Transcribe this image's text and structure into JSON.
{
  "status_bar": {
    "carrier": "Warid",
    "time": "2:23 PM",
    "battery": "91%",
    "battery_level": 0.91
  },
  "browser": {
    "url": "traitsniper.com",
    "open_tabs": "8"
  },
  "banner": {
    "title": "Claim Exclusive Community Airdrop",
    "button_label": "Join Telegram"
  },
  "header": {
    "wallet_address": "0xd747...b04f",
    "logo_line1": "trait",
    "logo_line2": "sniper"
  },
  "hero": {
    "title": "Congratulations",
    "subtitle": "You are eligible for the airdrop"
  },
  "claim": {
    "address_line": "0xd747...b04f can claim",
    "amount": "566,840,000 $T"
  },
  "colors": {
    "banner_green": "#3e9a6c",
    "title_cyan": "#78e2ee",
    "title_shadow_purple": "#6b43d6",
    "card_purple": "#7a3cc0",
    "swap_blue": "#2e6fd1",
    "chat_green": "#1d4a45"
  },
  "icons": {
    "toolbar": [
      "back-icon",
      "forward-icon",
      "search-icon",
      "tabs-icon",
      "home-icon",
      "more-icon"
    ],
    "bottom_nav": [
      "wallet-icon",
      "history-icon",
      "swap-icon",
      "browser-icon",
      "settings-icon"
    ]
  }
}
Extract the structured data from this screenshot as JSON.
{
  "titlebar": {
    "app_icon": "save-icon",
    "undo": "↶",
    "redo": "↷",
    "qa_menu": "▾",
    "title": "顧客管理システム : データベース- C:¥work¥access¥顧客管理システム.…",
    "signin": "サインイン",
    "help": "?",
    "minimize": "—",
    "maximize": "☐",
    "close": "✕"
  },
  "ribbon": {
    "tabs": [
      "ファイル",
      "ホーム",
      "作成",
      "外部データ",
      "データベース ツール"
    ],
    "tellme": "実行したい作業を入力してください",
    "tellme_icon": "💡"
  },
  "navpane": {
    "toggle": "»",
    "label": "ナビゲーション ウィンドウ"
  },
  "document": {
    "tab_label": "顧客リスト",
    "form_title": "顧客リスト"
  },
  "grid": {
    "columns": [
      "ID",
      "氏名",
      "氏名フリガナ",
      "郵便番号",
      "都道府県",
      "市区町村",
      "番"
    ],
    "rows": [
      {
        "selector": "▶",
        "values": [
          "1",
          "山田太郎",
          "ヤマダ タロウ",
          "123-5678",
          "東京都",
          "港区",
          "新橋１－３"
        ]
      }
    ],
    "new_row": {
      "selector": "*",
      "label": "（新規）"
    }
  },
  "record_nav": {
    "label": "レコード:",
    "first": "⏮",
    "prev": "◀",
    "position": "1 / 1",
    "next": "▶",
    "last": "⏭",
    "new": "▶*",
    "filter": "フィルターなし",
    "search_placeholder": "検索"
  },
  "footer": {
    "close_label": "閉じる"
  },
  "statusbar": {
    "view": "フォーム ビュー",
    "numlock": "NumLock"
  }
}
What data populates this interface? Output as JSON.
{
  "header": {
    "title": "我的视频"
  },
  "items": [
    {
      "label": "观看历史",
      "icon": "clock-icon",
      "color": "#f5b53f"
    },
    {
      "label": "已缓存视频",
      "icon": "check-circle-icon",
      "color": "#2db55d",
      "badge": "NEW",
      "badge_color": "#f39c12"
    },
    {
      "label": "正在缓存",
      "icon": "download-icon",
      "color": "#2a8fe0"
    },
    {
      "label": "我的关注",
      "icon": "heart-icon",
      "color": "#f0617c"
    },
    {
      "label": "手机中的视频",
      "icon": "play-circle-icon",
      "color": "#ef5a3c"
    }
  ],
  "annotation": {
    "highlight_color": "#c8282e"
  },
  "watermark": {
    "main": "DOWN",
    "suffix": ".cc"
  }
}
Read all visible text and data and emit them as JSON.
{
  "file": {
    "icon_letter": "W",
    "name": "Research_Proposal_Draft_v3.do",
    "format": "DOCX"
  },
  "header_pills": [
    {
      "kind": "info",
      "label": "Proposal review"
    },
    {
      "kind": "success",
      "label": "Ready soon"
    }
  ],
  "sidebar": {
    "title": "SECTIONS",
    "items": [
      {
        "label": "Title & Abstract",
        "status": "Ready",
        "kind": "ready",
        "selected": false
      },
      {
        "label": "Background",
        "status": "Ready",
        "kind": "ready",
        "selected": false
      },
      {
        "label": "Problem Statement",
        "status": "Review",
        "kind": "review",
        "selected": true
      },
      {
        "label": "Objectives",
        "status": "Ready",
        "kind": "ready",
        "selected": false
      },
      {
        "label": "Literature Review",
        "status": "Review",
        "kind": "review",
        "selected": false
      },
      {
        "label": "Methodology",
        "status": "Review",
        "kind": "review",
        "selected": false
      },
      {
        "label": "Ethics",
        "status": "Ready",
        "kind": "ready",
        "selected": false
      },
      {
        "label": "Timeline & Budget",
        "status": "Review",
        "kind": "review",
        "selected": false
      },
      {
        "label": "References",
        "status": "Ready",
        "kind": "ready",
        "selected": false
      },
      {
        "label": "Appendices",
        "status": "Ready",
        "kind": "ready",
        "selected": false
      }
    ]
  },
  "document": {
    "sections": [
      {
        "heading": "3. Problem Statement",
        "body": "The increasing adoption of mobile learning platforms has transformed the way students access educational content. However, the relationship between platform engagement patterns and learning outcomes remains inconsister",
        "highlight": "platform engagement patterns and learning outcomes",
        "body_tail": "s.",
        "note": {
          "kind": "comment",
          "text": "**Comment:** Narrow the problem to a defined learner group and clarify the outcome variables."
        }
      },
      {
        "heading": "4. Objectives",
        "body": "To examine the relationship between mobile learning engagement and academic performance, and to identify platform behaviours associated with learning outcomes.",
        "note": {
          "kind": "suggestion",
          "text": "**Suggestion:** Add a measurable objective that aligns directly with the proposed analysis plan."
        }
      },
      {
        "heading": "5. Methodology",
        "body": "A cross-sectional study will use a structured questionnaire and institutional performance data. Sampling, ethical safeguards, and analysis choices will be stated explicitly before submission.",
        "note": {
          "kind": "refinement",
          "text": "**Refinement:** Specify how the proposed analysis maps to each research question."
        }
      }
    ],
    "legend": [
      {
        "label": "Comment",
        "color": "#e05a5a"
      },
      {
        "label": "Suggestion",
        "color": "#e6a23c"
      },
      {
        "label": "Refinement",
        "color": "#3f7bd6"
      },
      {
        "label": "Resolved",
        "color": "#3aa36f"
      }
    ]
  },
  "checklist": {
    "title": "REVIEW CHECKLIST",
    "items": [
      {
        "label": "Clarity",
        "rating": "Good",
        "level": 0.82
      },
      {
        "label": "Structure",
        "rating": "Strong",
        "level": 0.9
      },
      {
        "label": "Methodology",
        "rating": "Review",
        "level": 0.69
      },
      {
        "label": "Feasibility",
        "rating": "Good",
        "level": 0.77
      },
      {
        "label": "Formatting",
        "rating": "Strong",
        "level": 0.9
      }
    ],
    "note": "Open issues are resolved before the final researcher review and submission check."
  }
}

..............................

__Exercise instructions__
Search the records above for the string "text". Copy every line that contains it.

__Answer area__
Transcribe this image's text and structure into JSON.
Read all visible text and data and emit them as JSON.
          "text": "**Comment:** Narrow the problem to a defined learner group and clarify the outcome variables."
          "text": "**Suggestion:** Add a measurable objective that aligns directly with the proposed analysis plan."
          "text": "**Refinement:** Specify how the proposed analysis maps to each research question."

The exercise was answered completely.